Records from a dataset

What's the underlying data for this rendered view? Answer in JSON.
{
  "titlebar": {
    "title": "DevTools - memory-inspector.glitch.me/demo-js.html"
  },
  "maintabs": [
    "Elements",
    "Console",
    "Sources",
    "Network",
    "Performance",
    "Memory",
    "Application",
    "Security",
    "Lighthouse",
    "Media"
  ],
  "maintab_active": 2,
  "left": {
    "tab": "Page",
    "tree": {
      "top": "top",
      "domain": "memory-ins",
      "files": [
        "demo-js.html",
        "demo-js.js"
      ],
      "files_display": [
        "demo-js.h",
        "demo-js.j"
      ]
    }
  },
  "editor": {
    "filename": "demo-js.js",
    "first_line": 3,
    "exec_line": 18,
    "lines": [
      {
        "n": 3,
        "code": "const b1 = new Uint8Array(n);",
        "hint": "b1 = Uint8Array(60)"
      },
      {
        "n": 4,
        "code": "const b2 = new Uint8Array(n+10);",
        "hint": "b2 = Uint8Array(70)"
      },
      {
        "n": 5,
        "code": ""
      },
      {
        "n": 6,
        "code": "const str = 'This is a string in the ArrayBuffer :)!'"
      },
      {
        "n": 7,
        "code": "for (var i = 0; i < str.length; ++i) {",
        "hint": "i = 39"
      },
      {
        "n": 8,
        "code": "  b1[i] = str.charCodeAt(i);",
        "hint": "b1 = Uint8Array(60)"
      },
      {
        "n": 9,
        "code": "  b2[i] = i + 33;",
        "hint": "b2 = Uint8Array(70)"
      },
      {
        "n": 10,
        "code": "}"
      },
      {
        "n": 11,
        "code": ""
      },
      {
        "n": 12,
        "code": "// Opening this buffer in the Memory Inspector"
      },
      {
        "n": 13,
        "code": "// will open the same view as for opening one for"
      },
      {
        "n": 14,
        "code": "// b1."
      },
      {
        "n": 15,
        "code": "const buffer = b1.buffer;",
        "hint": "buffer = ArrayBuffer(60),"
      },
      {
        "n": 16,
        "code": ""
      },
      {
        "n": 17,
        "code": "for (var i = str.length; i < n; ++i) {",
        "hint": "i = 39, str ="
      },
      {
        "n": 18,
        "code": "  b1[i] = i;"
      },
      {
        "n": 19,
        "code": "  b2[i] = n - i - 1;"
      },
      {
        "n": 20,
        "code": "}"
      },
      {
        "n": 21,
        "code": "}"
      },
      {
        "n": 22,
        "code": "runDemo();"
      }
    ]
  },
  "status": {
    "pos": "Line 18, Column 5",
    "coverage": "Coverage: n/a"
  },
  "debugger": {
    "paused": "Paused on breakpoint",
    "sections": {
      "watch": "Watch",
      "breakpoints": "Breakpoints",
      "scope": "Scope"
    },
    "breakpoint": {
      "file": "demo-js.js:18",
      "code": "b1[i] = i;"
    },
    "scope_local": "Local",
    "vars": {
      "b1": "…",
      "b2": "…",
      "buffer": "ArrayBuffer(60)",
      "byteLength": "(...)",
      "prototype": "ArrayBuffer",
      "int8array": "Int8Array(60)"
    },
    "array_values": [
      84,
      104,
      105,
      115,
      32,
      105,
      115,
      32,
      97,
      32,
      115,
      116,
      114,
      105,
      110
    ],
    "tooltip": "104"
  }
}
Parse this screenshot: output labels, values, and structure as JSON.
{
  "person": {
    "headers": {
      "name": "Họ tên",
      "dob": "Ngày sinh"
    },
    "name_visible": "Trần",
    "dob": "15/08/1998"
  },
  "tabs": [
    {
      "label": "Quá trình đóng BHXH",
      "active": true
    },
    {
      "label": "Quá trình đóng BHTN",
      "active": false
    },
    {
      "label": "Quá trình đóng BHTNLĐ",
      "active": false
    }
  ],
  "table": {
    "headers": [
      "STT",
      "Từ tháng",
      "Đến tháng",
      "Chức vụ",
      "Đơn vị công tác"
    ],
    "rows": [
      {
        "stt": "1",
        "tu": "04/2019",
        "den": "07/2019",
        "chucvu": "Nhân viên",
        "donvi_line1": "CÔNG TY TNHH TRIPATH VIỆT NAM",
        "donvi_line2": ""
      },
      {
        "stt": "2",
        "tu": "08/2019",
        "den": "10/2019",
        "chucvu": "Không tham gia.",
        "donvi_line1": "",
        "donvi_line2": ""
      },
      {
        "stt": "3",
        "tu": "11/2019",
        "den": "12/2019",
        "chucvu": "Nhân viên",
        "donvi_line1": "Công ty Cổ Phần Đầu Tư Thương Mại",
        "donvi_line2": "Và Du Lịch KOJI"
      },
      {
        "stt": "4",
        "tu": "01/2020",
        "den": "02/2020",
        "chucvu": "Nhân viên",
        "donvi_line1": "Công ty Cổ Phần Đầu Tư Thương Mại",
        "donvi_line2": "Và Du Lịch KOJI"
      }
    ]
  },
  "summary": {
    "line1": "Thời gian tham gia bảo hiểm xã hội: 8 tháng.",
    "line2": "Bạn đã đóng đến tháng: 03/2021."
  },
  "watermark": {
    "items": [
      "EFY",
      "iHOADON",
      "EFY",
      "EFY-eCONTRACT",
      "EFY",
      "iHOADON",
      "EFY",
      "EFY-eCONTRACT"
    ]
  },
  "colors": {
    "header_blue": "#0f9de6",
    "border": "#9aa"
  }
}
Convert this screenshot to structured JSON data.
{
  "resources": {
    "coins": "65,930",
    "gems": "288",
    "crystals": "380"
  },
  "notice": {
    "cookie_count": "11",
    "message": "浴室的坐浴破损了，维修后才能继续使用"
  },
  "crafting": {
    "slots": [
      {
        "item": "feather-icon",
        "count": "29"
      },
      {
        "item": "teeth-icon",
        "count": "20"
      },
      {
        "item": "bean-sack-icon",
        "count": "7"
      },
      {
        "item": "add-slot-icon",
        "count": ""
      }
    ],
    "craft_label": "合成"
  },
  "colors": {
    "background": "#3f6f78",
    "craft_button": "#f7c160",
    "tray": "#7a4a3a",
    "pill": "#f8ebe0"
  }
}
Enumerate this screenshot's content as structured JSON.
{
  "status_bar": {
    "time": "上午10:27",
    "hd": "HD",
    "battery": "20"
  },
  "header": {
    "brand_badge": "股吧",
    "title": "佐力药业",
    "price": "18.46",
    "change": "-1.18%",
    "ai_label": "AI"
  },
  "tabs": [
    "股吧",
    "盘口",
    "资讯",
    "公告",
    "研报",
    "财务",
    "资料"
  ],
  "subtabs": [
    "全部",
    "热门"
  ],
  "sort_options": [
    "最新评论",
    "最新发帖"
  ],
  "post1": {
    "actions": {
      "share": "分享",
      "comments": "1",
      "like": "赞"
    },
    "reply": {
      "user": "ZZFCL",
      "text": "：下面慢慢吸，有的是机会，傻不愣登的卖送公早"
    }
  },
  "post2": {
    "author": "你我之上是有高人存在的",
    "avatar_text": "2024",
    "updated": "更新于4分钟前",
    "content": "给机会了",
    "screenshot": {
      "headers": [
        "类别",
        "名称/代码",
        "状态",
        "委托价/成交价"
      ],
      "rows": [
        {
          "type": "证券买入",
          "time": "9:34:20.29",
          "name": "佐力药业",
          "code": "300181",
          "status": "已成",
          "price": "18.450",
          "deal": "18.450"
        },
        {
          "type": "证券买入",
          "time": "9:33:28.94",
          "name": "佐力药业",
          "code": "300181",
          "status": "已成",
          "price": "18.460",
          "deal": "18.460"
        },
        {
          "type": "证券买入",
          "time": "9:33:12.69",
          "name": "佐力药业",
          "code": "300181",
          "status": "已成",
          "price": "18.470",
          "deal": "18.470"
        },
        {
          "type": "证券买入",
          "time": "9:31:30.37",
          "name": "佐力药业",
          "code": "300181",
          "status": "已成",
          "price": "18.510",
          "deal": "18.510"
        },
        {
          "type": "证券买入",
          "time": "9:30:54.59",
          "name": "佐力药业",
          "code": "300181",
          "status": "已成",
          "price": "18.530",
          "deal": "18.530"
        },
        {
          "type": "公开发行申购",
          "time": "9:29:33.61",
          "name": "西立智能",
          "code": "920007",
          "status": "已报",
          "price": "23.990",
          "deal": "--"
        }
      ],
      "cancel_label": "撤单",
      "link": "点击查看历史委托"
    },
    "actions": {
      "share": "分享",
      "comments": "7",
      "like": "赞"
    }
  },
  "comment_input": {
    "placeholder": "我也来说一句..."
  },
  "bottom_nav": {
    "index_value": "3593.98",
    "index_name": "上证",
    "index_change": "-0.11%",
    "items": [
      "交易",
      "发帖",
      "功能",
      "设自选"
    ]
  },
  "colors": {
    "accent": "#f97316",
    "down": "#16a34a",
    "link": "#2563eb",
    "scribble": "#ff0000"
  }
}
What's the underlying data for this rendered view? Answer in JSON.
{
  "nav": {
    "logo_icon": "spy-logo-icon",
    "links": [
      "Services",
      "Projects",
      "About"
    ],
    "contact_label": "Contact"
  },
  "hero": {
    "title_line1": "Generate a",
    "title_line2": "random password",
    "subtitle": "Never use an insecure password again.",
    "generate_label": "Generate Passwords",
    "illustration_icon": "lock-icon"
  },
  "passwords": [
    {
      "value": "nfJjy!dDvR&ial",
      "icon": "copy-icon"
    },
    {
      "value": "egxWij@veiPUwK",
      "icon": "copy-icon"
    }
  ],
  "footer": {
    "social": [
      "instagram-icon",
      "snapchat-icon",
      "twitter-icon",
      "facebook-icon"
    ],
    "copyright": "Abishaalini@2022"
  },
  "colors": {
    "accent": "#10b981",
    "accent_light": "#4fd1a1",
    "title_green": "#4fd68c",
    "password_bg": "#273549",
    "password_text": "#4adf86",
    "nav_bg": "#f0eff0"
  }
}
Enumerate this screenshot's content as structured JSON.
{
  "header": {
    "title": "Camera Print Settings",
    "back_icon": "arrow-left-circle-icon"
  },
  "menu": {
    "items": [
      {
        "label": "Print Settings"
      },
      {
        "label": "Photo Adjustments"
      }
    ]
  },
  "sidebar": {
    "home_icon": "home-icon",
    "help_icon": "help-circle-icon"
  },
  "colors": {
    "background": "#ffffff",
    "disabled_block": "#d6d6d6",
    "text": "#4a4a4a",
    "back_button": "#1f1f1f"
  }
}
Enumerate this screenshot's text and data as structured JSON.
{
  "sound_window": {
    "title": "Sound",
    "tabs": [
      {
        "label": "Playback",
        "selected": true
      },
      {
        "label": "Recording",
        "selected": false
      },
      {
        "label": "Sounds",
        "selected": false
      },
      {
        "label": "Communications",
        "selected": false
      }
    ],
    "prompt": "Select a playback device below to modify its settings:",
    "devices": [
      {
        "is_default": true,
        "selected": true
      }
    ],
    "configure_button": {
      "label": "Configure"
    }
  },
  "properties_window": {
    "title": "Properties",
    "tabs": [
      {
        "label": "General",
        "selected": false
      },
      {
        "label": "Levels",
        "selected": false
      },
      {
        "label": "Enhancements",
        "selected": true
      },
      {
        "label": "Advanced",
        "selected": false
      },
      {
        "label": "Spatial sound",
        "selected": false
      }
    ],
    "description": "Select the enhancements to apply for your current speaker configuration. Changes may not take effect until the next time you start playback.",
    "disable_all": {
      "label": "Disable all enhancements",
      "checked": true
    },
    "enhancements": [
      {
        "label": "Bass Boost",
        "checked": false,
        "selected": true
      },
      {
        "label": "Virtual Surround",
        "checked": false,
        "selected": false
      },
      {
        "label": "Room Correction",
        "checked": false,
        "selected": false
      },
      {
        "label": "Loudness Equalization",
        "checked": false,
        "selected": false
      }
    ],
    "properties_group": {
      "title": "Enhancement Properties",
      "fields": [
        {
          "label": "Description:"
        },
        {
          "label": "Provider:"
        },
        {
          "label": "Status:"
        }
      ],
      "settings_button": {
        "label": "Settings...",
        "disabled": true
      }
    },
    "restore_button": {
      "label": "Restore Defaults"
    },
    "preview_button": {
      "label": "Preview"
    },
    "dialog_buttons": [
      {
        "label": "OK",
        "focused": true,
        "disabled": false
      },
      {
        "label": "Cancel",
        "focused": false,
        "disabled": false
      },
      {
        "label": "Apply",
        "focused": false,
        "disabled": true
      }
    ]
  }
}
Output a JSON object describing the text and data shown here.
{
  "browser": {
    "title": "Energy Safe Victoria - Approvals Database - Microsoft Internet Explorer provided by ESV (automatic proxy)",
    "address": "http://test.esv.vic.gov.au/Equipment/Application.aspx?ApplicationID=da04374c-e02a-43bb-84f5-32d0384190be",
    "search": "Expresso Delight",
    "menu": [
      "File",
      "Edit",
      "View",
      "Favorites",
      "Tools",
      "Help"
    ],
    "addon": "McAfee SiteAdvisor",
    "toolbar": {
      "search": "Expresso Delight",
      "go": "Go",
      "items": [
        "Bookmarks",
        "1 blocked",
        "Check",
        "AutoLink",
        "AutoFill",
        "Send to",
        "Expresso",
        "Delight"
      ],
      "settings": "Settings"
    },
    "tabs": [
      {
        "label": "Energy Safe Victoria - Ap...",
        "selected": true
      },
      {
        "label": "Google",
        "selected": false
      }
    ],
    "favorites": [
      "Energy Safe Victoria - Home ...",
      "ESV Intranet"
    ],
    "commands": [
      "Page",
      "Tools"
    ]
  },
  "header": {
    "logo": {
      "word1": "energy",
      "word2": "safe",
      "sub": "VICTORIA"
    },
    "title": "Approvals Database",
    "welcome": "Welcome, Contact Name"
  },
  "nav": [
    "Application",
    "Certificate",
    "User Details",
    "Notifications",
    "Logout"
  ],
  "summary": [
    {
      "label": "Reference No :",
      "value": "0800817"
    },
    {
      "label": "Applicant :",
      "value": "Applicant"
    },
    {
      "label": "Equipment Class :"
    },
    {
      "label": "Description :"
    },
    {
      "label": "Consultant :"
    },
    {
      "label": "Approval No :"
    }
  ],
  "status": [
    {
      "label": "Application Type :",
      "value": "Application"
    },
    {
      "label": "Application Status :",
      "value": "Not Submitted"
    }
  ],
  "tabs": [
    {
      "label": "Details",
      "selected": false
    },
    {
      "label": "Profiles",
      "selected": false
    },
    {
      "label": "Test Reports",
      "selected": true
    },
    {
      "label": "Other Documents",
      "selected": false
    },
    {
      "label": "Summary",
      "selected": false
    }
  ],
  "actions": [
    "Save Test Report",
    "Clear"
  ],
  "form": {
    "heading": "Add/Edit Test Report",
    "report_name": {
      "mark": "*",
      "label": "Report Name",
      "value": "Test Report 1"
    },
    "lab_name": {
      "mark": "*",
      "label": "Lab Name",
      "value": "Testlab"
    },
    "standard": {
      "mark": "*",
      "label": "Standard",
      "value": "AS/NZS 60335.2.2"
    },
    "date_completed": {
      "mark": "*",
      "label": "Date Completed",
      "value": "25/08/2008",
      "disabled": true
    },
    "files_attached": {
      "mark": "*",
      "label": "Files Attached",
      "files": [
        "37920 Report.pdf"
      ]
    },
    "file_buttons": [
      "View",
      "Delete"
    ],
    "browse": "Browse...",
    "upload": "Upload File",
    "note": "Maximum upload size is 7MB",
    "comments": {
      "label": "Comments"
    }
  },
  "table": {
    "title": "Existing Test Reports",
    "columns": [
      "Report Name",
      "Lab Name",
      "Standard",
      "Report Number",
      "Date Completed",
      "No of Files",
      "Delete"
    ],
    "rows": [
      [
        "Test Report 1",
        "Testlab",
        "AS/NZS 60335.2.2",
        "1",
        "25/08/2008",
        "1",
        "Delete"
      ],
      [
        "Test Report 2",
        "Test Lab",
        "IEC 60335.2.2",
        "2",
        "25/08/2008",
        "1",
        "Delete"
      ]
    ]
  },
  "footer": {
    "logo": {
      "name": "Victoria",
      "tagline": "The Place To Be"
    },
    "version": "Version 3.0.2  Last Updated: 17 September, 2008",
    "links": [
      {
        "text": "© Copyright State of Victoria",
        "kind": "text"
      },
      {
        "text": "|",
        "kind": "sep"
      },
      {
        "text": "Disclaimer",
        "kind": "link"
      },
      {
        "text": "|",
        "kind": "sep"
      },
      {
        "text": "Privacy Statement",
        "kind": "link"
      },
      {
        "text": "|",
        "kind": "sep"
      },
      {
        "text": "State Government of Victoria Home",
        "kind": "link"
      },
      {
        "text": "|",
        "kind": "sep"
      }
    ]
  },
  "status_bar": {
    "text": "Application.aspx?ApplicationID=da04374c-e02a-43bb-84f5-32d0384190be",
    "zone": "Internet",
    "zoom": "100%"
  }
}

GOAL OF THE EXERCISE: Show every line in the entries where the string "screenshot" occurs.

YOUR RESPONSE:
Parse this screenshot: output labels, values, and structure as JSON.
Convert this screenshot to structured JSON data.
Enumerate this screenshot's content as structured JSON.
    "screenshot": {
Enumerate this screenshot's content as structured JSON.
Enumerate this screenshot's text and data as structured JSON.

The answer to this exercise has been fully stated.